During Cody's record-breaking managerial career, he has had no issue dropping Henry Shefflin, Tommy Walsh or Brian Hogan when he felt a lack of form warranted it.
With an air of complacency possibly evident as the Dubs chased back-to-back titles and immortality, an attacking rejig might be just what the doctor ordered. Six points from play in nearly 80 minutes is unthinkable for the Dubs, and this week's video analysis will make for grim viewing for the likes of Brogan, Flynn and Kevin McManamon.
Touted as a potential Footballer of the Year before the weekend, McManamon delivered a subdued display and was the first voluntary substitution.
Only Paddy Andrews, who was their top scorer from play with two points after his introduction, made any impact in a misfiring forward division.
The rampaging Flynn of two years ago is a distant memory, while Brogan, one of the great scoring forwards of his or any generation, has hit just two points in his last three games and has been called ashore early on two occasions.
We've been expecting them to explode into the season but it hasn't materialised yet.
And you can only wait so long before missing the boat. Dublin's much lauded panel needs to be put to good use, and one or two of Eoghan O'Gara, Paul Mannion, Cormac Costello and possible bolter Con O'Callaghan should be parachuted into the fray.
No, says Donnchadh Boyle
Given some of the analysis of Dublin since Sunday, it’s hard to believe that only last week we were talking about where this side would stand in the pantheon of great teams if they were to win the All-Ireland title this year.
Lifting Sam Maguire would make it four titles in six years for Dublin, a record that would stand proudly against almost every other team in the history of the game.
For some, retaining the All-Ireland title was the last step Dublin needed to take to secure their place amongst the immortals.

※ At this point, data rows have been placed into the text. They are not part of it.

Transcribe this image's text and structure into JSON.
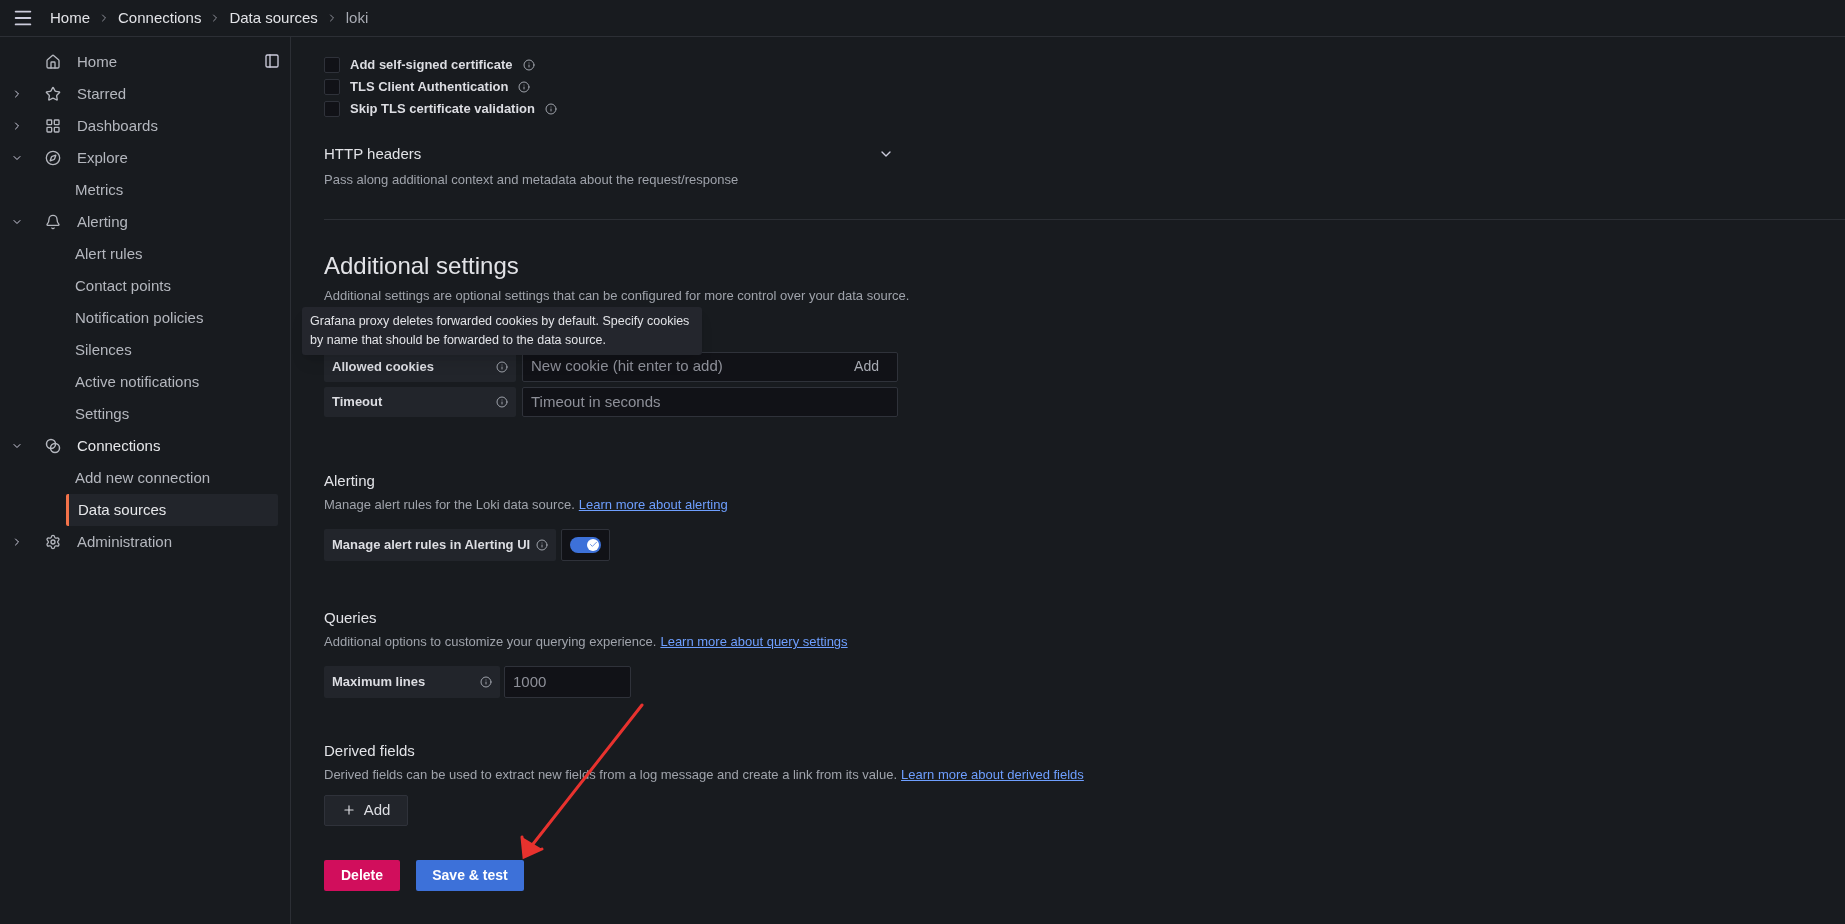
{
  "breadcrumbs": [
    "Home",
    "Connections",
    "Data sources",
    "loki"
  ],
  "sidebar": {
    "items": [
      {
        "label": "Home",
        "selected": false
      },
      {
        "label": "Starred",
        "selected": false,
        "expanded": false
      },
      {
        "label": "Dashboards",
        "selected": false,
        "expanded": false
      },
      {
        "label": "Explore",
        "selected": false,
        "expanded": true,
        "children": [
          {
            "label": "Metrics",
            "selected": false
          }
        ]
      },
      {
        "label": "Alerting",
        "selected": false,
        "expanded": true,
        "children": [
          {
            "label": "Alert rules",
            "selected": false
          },
          {
            "label": "Contact points",
            "selected": false
          },
          {
            "label": "Notification policies",
            "selected": false
          },
          {
            "label": "Silences",
            "selected": false
          },
          {
            "label": "Active notifications",
            "selected": false
          },
          {
            "label": "Settings",
            "selected": false
          }
        ]
      },
      {
        "label": "Connections",
        "selected": false,
        "expanded": true,
        "children": [
          {
            "label": "Add new connection",
            "selected": false
          },
          {
            "label": "Data sources",
            "selected": true
          }
        ]
      },
      {
        "label": "Administration",
        "selected": false,
        "expanded": false
      }
    ]
  },
  "tls_options": [
    {
      "label": "Add self-signed certificate",
      "checked": false
    },
    {
      "label": "TLS Client Authentication",
      "checked": false
    },
    {
      "label": "Skip TLS certificate validation",
      "checked": false
    }
  ],
  "http_headers": {
    "title": "HTTP headers",
    "description": "Pass along additional context and metadata about the request/response",
    "expanded": false
  },
  "additional_settings": {
    "title": "Additional settings",
    "description": "Additional settings are optional settings that can be configured for more control over your data source.",
    "tooltip": "Grafana proxy deletes forwarded cookies by default. Specify cookies by name that should be forwarded to the data source.",
    "fields": [
      {
        "label": "Allowed cookies",
        "placeholder": "New cookie (hit enter to add)",
        "action": "Add"
      },
      {
        "label": "Timeout",
        "placeholder": "Timeout in seconds"
      }
    ]
  },
  "alerting": {
    "title": "Alerting",
    "description": "Manage alert rules for the Loki data source.",
    "link": "Learn more about alerting",
    "toggle_label": "Manage alert rules in Alerting UI",
    "on": true
  },
  "queries": {
    "title": "Queries",
    "description": "Additional options to customize your querying experience.",
    "link": "Learn more about query settings",
    "field_label": "Maximum lines",
    "placeholder": "1000"
  },
  "derived_fields": {
    "title": "Derived fields",
    "description": "Derived fields can be used to extract new fields from a log message and create a link from its value.",
    "link": "Learn more about derived fields",
    "add_button": "Add"
  },
  "buttons": {
    "delete": "Delete",
    "save": "Save & test"
  }
}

For others, like Kerry legend Tomás Ó Sé, this is already the greatest Dublin team of all time, regardless of whether they get the job done on Saturday week. Their form in league and championship has been enough to convince him of their bona fides in that regard.
That is where the discourse surrounding this Dublin team was at before throw-in on Sunday. There were no major calls for changes to the side Jim Gavin was picking. So 70 minutes shouldn’t change that dramatically.
Their dominance is plain for all to see through cold hard numbers. This is the team that had gone 27 games unbeaten across league and championship. Last Sunday that figure clicked on to 28.
This is also the team that had come from five points down to outscore Kerry by 0-13 to 0-6 in the second half of an All-Ireland semi-final.
That was another display of their power and arguably the summit of what they have achieved to date, given the absence of Footballer of the Year Jack McCaffrey and All-Star full-back Rory O’Carroll along with the deficit they carried into half-time.
There were other factors to consider too. The dismissal of James McCarthy upset the team early on and saw changes ripple through the side.
And after one poor show in difficult conditions against a Mayo side who have proven themselves to be one of the most hardened, competitive and streetwise teams around, there’s a call for a team to be overhauled? It sounds like revisionism gone mad.
There will be tweaks, of course. Gavin wouldn’t hold the reputation he does if he didn’t explore every possible avenue he could in order for Dublin to improve. And the nature of team sports means that individuals will come into and go out of form.
The challenge presented by opposition will determine what approach needs to be taken into account too. And Dublin will have learned much from last Sunday.
It’s true the likes of Bernard Brogan and Paul Flynn haven’t met their own high standards and may come under pressure this week, especially considering the talent Gavin is holding in reserve. Paddy Andrews made a strong claim on Sunday. Paul Mannion too.
But to suggest an overhaul of one of the most dominant teams the game has ever seen is quite simply premature.
This Dublin team and its individual parts have enough credit in the bank to remain largely intact for the replay. There is at least one more kick in them. And who is to say what is left in the tank after that?